The Guyana Defence Force (GDF) remains in possession of some twenty-six dredges seized last month during a raid in the Kaieteur National Park (KNP) and there is complete silence from it, the Ministry of Natural Resources and the Protected Areas Commission (PAC) on what happens next.
Aside from concerns over the enforcement role played by the GDF in this operation and its continued holding of the equipment, as opposed to handing it over to the police or the PAC, observers note that there are other critical questions for the authorities to answer. The observers say it is now up to the authorities to demonstrate, particularly to the residents of Chenapau, that the equipment was indeed confiscated within the boundaries of the KNP. Further-more, the authorities should be tracking down the owners of the equipment even though a decision was taken not to prosecute a number of Chenapau residents who were accused of mining illegally in the KNP and brought to the city.
President David Granger had ordered the covert operation, named Operation Midas, which was carried out jointly with the Guyana Geology and Mines Commission (GGMC), the PAC, the GDF and the police.
The operation followed concerns by the President that an aerial view of the Kaieteur National Park area showed about 15 illegal operations, Minister of Natural Resources, Raphael Trotman had explained to Stabroek News.
“This was brought to the attention of the President, who for all intents and purposes, as the Minister of Environment, asked the Protected Areas Commission … that swift action be taken against it, hence it was done.”
Trotman had noted that the Kaieteur National Park is a protected area and as such mining is strictly prohibited there. “The falls are the number one symbol of strength of environment and bio diversity and the image of mining around the park is inconsistent with us maintaining that strong symbol and image,” he said.
During the operation, 21 residents of Chenapau Village, Region Eight were arrested on allegations of having participated in illegal mining within the KNP.
This resulted in them being flown to Georgetown where they were charged and issued with summonses to attend court in Mahdia to answer the charges. Shortly after this however, the government announced that as an “act of goodwill” the charges against the residents would be dropped.
Nonetheless, those previously arrested, along with the Chenapau Village Council have vehemently denied mining in the KNP, adding that though they do engage in subsistence mining, their camps are located way out of the KNP boundary.
The army later informed that 26 dredges were seized.
“The recent Joint Services Exercise, Operation Midas, revealed the extent of the environmental degradation plaguing the Park due to widespread illegal mining activities occurring within the boundaries of the protected area of the Park.
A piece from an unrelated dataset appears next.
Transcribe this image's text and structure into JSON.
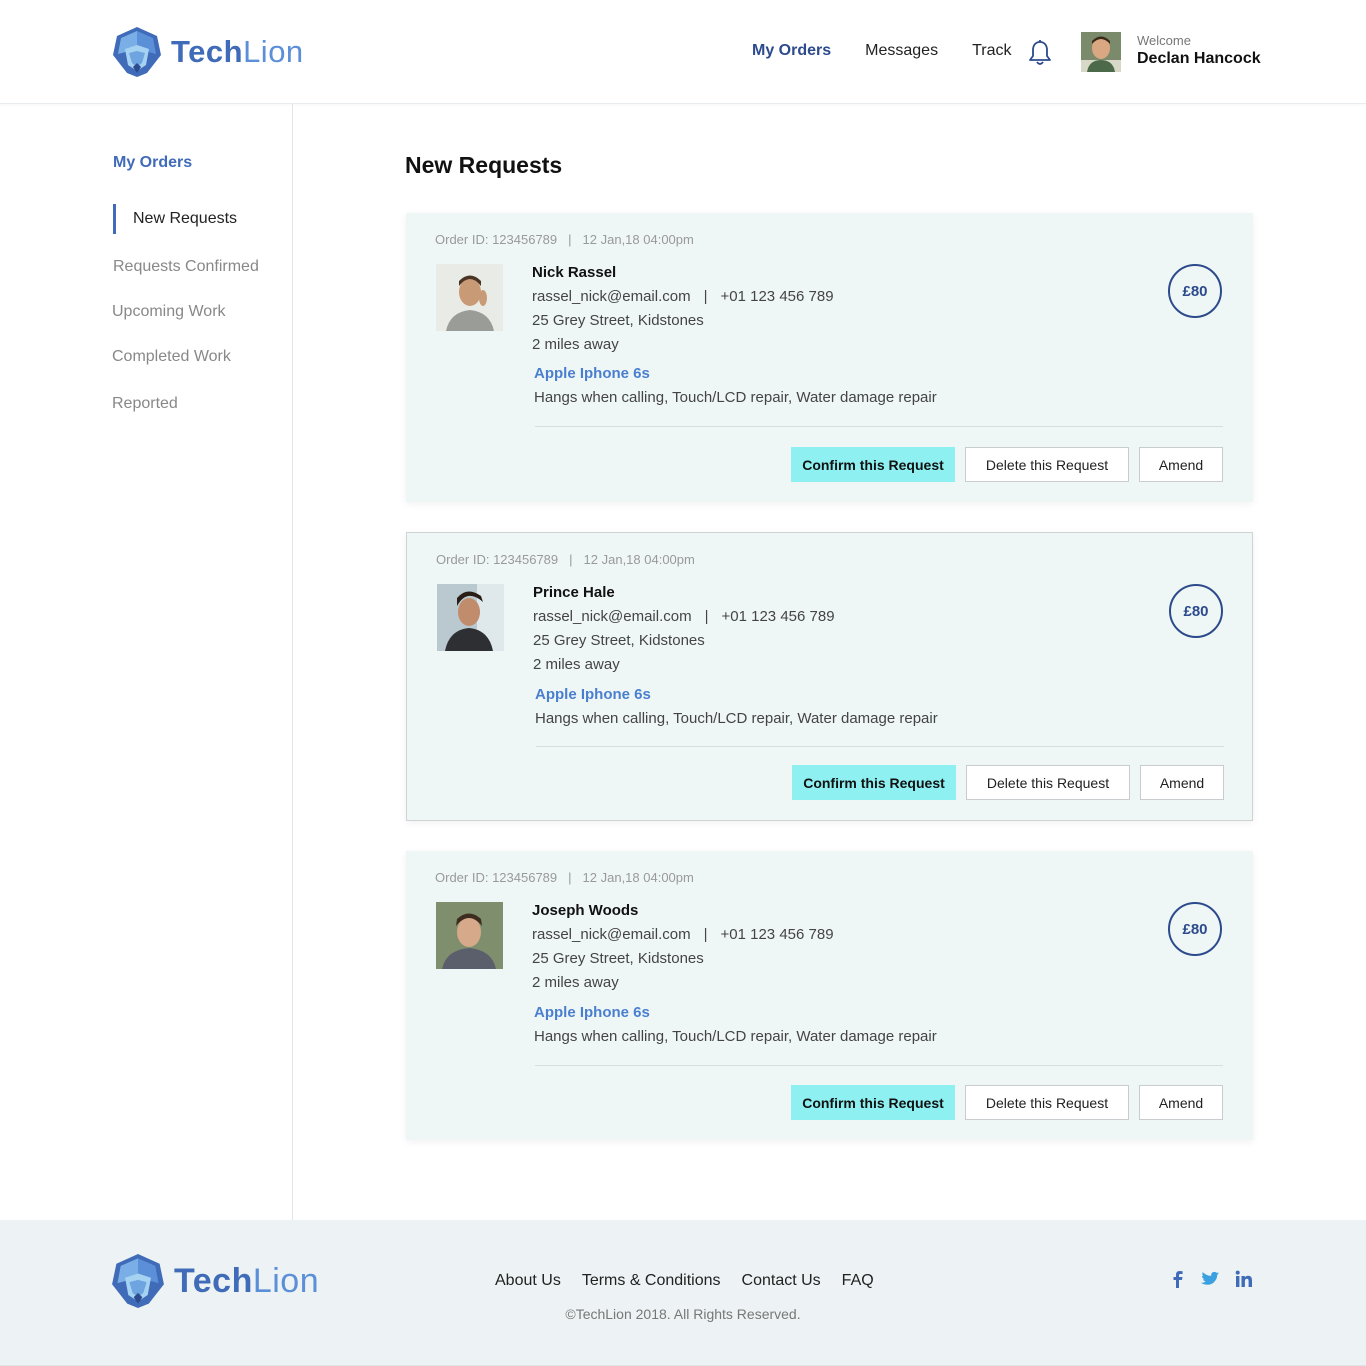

The operation unearthed some 26 engines (dredges) among other pieces of mining equipment and environmental pollutants such as Mercury, Waste Oil and Silicone, which were being used indiscriminately by the illegal miners,” the army said in a press statement.
Both the Ministry of Natural Resources and the army have since stated that they could not say what had happened to the 26 dredges seized.
When this newspaper contacted MNR, its Public Relations Officer Johann Earle asked that all questioned be emailed. The emails were not answered and when he was called to find out the reason for the delay he said that as much as it was a joint operation, the KNP does not fall under that ministry’s jurisdiction so they would not be in a position to give any comment.
He directed the reporter to the head of the Protected Areas Commission, Denise Fraser.
The Guyana Defence Force’s Public Relations personnel also said that all questions regarding the operations should be directed to the PAC.
Countless emails, calls and visits to Fraser were to no avail. Whenever the reporter visited Fraser’s office the response is “She’s in a meeting” or “She is preparing to go to a meeting”.
To add to the number of futile attempts to learn about the fate of the dredges, Commissioner of the GGMC, Newell Dennison said he had “no comment” when contacted yesterday.
But sources close to the operation told this newspaper that the army has the 26 dredges it seized and is awaiting instructions on what to do.
This newspaper understands that most of the dredges are not high-powered or very expensive engines with a great percentage being “not a real dredge in that sense but water pumps used with two-inch hoses.”
“They are not used on large scale operations … You have a water pump…and you take two-inch hoses and lead them to a wooden sluice box…that kind of operation. There is no marrack or jetting engines…it is a small-scale operation,” one source explained.
They are not big in size either and can easily be lifted by one or two persons, depending on size, and concealed in bushes if quick action to hide them is necessary, such as in a raid.
One source believes that because the miners are cognisant that the areas are illegal zones and raids are imminent they do not invest in branded and expensive equipment.